This week, the Organization of Economic Cooperation and Developed released its latest annual report, "Education at a Glance," which found that well under half of U.S. 3-year-olds are enrolled in preschool or pre-kindergarten. The average among all OECD countries is 72 percent.
The findings are based on education statistics from nations who make up the OECD, which include most European countries, Canada, Australia, Turkey, Chile, Israel, Japan, Argentina, Brazil and China.
Another indicator of educational indicator is the number of 4-year-olds enrolled in preschool. In the U.S., it's about 66 percent of kids in that age group. Among the OECD nations, it's all the way at 88 percent on average.
Americans also invest a smaller percent of their national budget into pre-primary education, around .4 percent, whereas OECD nations invest, on average, around .6 percent of their Gross Domestic Product.
On average, OECD nations invest about 0.6 percent of GDP in pre-primary education. Countries that are often held up as enviable systems—Norway,
Another indicator the OECD study looked at is K–12 class size, which tends to be larger in the younger years in the U.S., but smaller than the OECD average in middle and high school. But don't get too excited.
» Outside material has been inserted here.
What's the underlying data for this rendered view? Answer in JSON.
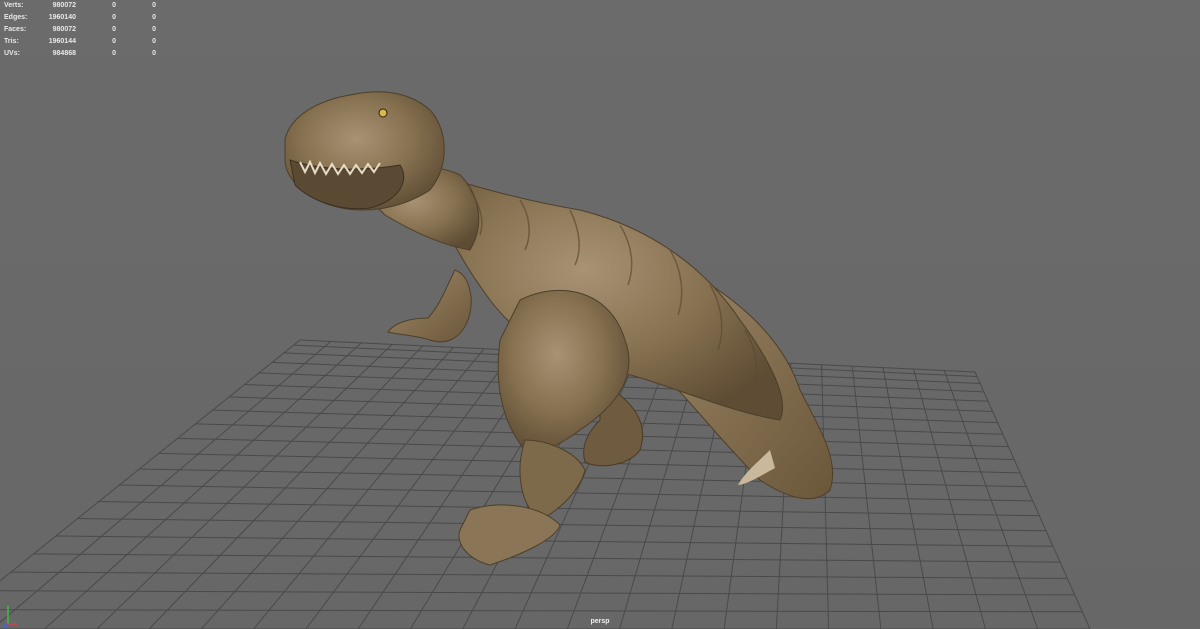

Those smaller class sizes don't translate to more professional time for teachers, which OECD nations enjoy more of, on average. American teachers have fewer opportunities to collaborate professional and observe each others work, instead working more in isolation and being judged on their students' performance in the classroom and on standardized tests.
Regarding standardized tests, here's a surprise: U.S. students don't spend more time on testing than many of the other OECD countries' schools. The U.S. ranks right in the middle on that, too.
The study also looked at higher education. The study found that college degrees pay off big in the U.S., compared to the other countries. However, getting access to college degrees is more cost prohibitive, especially compared to countries like the U.K., where grants for university degrees have been expanded and all students who qualify for college can afford to go.